When the cooking apparatus 10 is placed in self-cleaning mode or heated to elevated temperatures during normal cooking, the clutch 77 of the clutch mechanism 79 engages to control locking and unlocking temperatures. At the elevated temperature,the bimetallic leaf 66 expands or deflects into engagement with the lock member, preferably a lock rod 72, causing the lock rod 72 to ascend towards the lock hole 110 on the latch mechanism 18. When the lock rod 72 ascends into the lock hole 110, thedoor 22 is locked closed preventing the latch mechanism 18 from moving to an unlatched state from a latched state. In effect, the oven has achieved a latched-locked state.
When cooking or self-cleaning cycle is complete and the heating source is removed, the oven cavity 17 will cool down and the oven door 22 will unlock. During cool down, as the temperature decreases, the bimetallic leaf 66 contracts and retracts. During retraction, the bimetallic leaf 66 traverses the entire length of the annular recess 75. During traversal, the lock rod 72 remains it its locked state or in the lock hole 110 due to the frictional force exerted upon it by the first spring 45. After traversal, the continual contractile motion of the bimetallic leaf 66 begins to pull the lock rod 72 in the direction of retraction. The retractive force overcomes the counteracting frictional force exerted by the first spring 45 and causes thelock rod 72 to descend and release from the lock hole 110, thus unlocking the oven door 22. The temperature at which the lock rod 72 is released, can be controlled by the length or distance of the annular recess 75 that the bimetallic leaf 66 musttraverse before it affirmatively removes the lock rod 72 out of the locking mechanism 78, i.e., out of the lock hole 110. This recess 75 can be calculated to allow unlocking to occur at any desired cooling temperature, based on the expansion andcontraction characteristics of the bimetallic leaf 66. It is well known in the art that metals have differing rates of hysteresis and that bi-metals, in particular, have hysteresis between expansion or curling during heating and retraction or uncurlingduring cooling. The length or distance of the traversed annular recess 75 coupled with the retraction characteristics of the bimetal 66 and the retaining force of the first spring 45 will allow a reduced temperature, substantially lower than that atwhich the oven locks, at which the lock rod 72 is released from the lock hole 110, to effect the unlocking of the oven door.

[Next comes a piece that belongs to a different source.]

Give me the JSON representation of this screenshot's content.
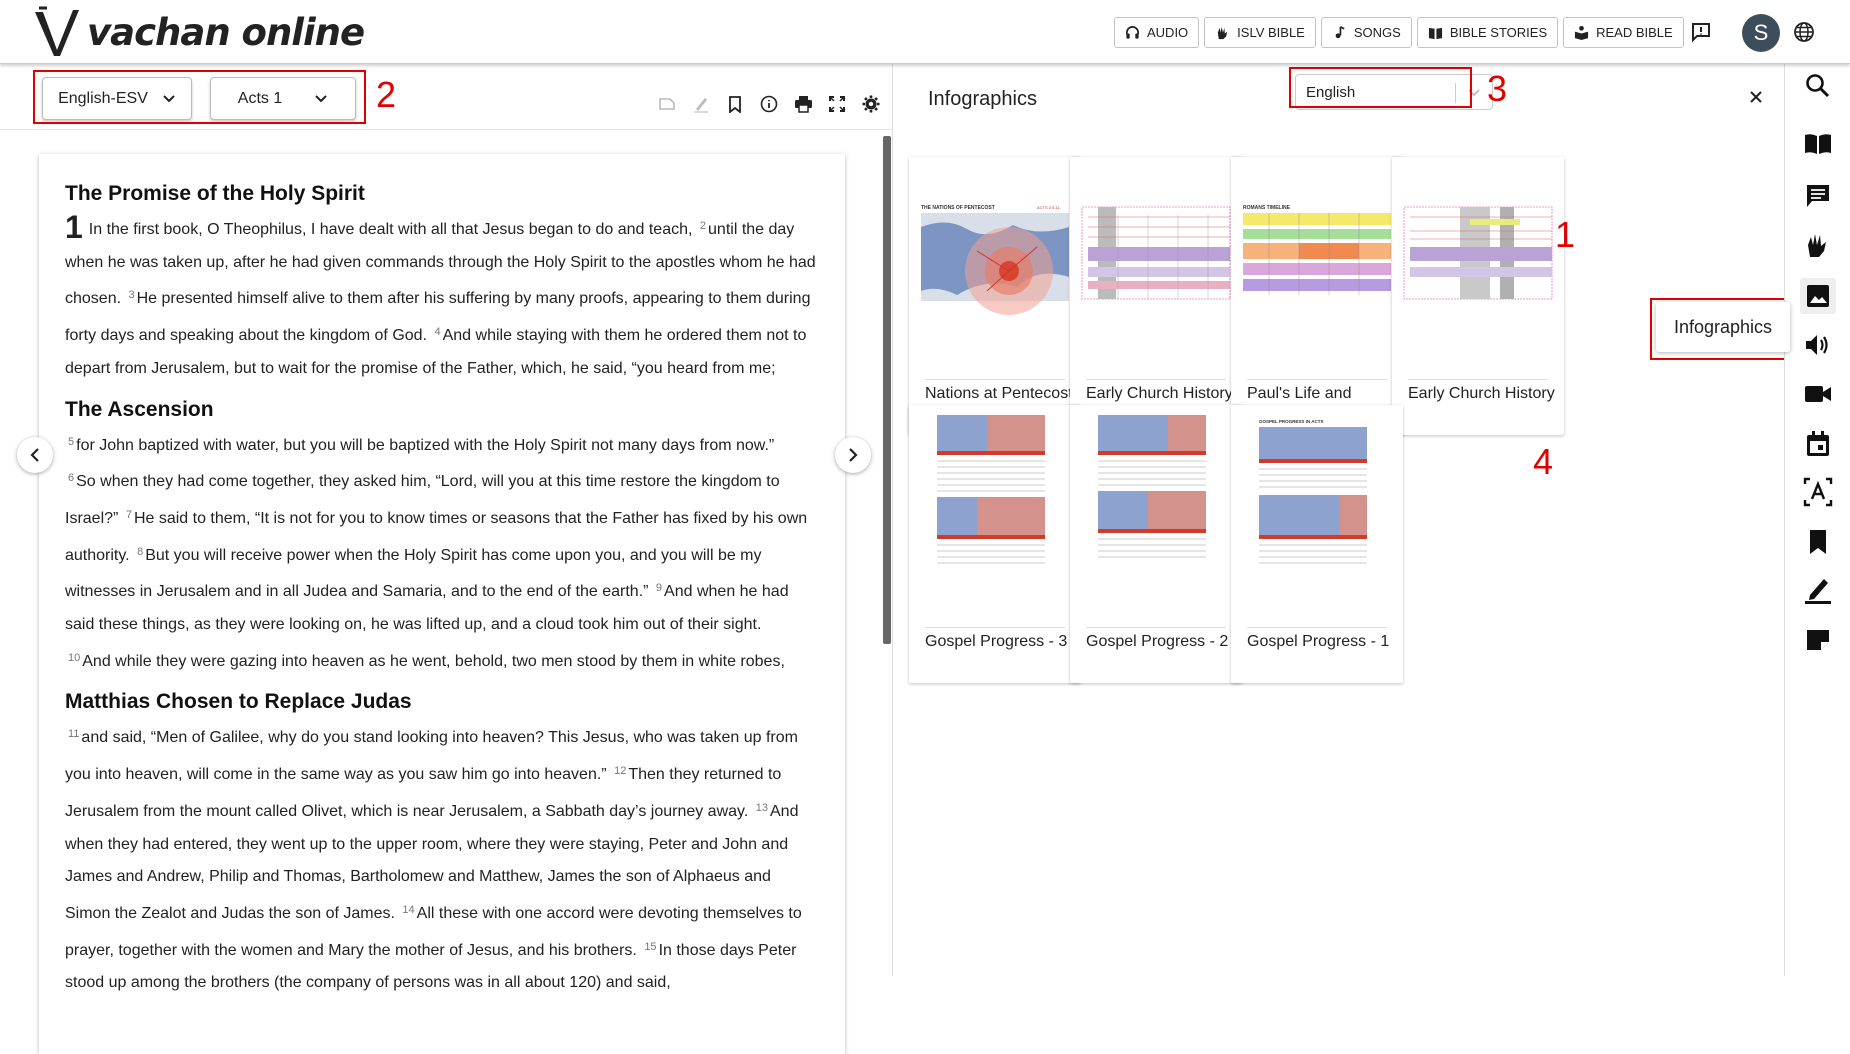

While the present invention has been illustrated by a description of various embodiments and while these embodiments have been described in considerable detail, it is not the intention of the applicants to restrict or in any way limit the scopeof the appended claims to such detail. Additional advantages and modifications will readily appear to those skilled in the art. For example, the thermally responsive elements need not be bimetal leaves, but could alternatively be shaped memory effectmetals, or others. The invention in its broader aspects is therefore not limited to the specific details, representative apparatus and method, and illustrative example shown and described. Accordingly, it is apparent that certain modifications oralterations can be made without departing from the spirit and scope of the invention set forth in the appended claims.
* * * * *